When Formula Electric was first announced, I couldn’t believe the FIA had gone along with the idea. I wrote this: “When they come out with fuel cell cars, are they going to have a separate series for those? Will there be a Formula Fuel-Cell series?”

I went on to argue that sports car racing was the perfect place to test and show off electric cars.

In any event, questions are now being asked about the Formula Electric series. The economic model puts the entire responsibility for running the races on the host cities. Yes, public money is being used for Formula One in Montreal but that subsidy – including the renovation of the paddock that will start any day now – only takes care of a portion of the cost.

Which is why Formula Electric was kicked out of London, and Montreal, and Beijing, and Long Beach and I could go on.

I will not be surprised if more manufacturers follow the lead of Toyota and decide that Formula Electric seemed like a good idea at the time but there are better alternatives.


Formula One qualifying, TSN5, Saturday, 9 a.m., Grand Prix of France, Circuit Paul Ricard

NASCAR Camping World Series trucks, Fox Sports Racing, Saturday, 8:30 p.m., St. Louis, Mo.

Formula One race, TSN1/3, Sunday, 9 a.m., Grand Prix of France, Circuit Paul Ricard

Verizon IndyCar Series, Sportsnet 360, Sunday, 12:30 p.m., Road America, Wisc.

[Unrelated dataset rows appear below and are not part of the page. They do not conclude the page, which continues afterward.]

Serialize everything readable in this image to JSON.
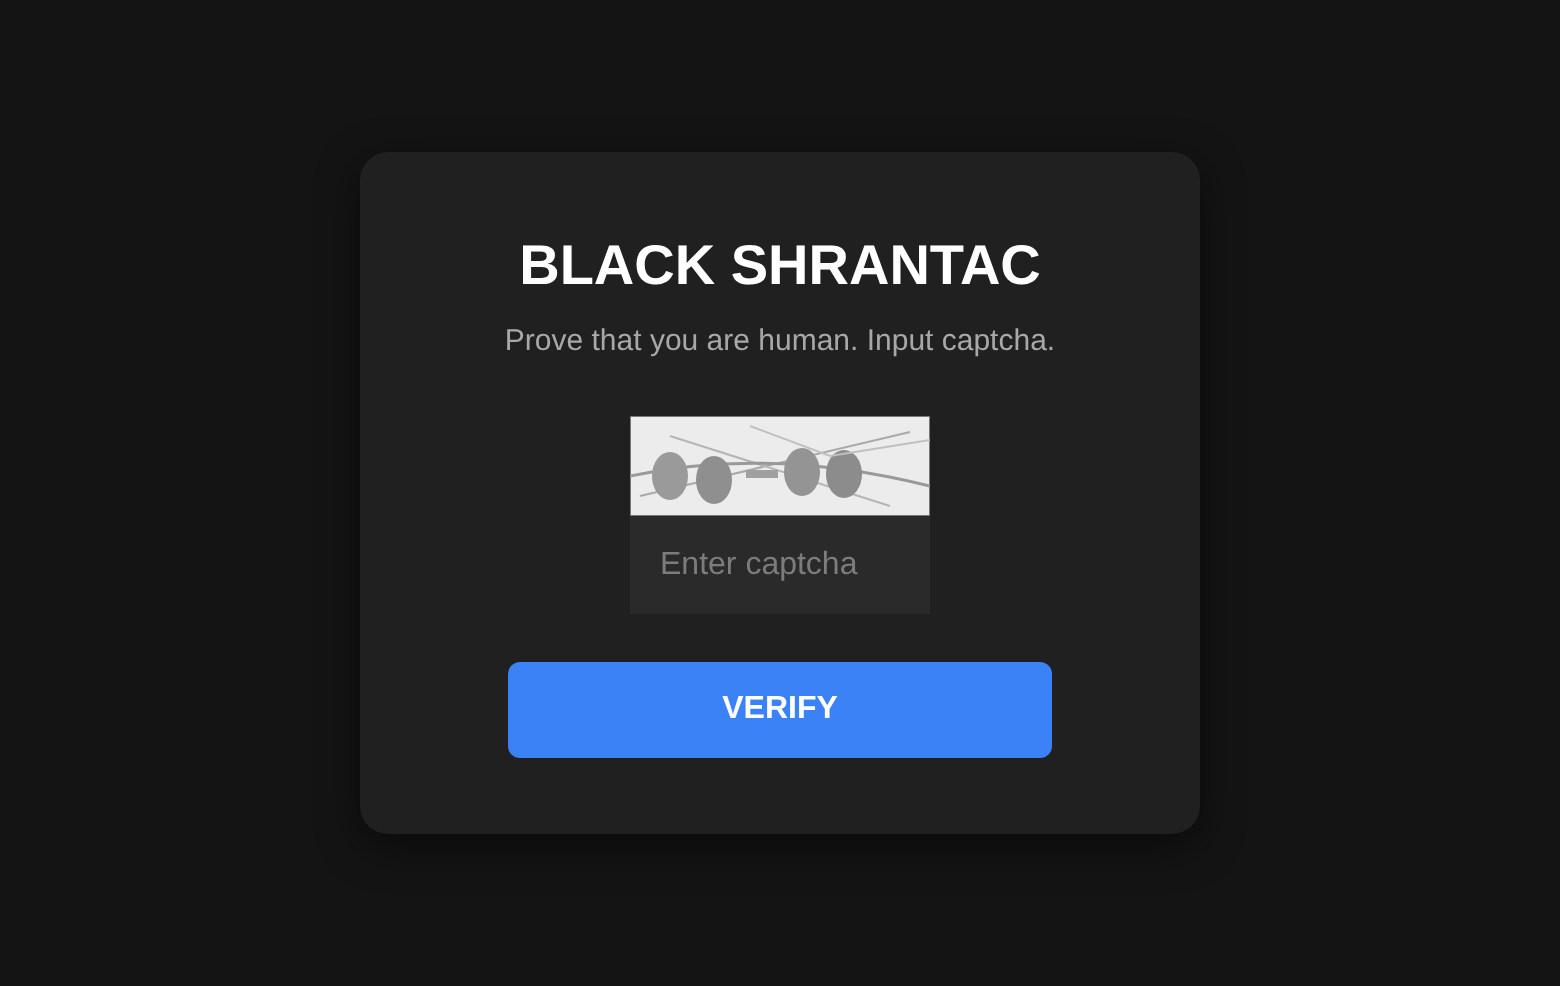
{
  "card": {
    "title": "BLACK SHRANTAC",
    "subtitle": "Prove that you are human. Input captcha.",
    "input": {
      "placeholder": "Enter captcha"
    },
    "button": "VERIFY"
  }
}
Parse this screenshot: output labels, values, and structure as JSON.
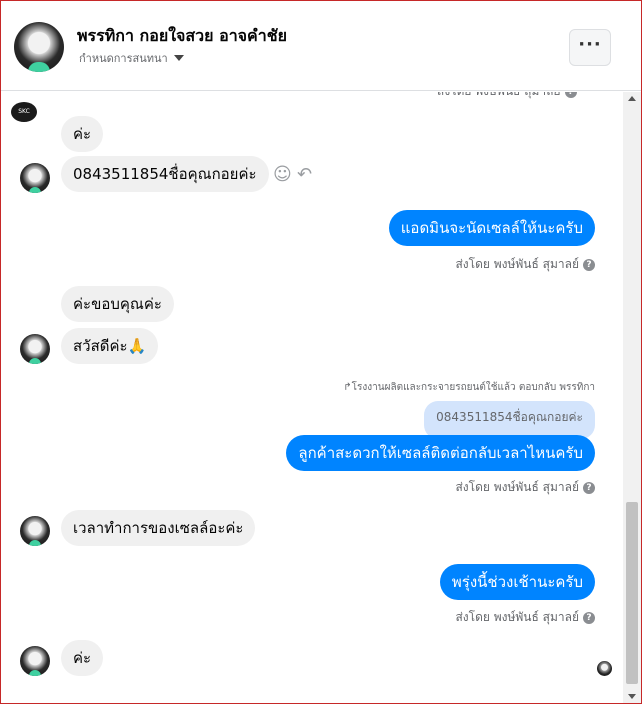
{
  "header": {
    "title": "พรรทิกา กอยใจสวย อาจคำชัย",
    "subtitle": "กำหนดการสนทนา",
    "more_label": "···"
  },
  "messages": {
    "m0_sent_by": "ส่งโดย พงษ์พันธ์ สุมาลย์",
    "m1": "ค่ะ",
    "m2": "0843511854ชื่อคุณกอยค่ะ",
    "m3": "แอดมินจะนัดเซลล์ให้นะครับ",
    "m3_sent_by": "ส่งโดย พงษ์พันธ์ สุมาลย์",
    "m4": "ค่ะขอบคุณค่ะ",
    "m5": "สวัสดีค่ะ🙏",
    "reply_note": "↱โรงงานผลิตและกระจายรถยนต์ใช้แล้ว ตอบกลับ พรรทิกา",
    "quoted": "0843511854ชื่อคุณกอยค่ะ",
    "m6": "ลูกค้าสะดวกให้เซลล์ติดต่อกลับเวลาไหนครับ",
    "m6_sent_by": "ส่งโดย พงษ์พันธ์ สุมาลย์",
    "m7": "เวลาทำการของเซลล์อะค่ะ",
    "m8": "พรุ่งนี้ช่วงเช้านะครับ",
    "m8_sent_by": "ส่งโดย พงษ์พันธ์ สุมาลย์",
    "m9": "ค่ะ"
  },
  "icons": {
    "help": "?",
    "emoji": "☺",
    "reply": "↶",
    "page_logo": "SKC"
  },
  "colors": {
    "outgoing": "#0084ff",
    "incoming": "#f0f0f0",
    "quoted": "#d3e4fc"
  }
}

Monster Energy NASCAR Cup, TSN1/3, Sunday, 3 p.m., Sonoma, Calif.

NHRA drag racing, FSR, Sunday, 6:30 p.m., Norwalk, Ohio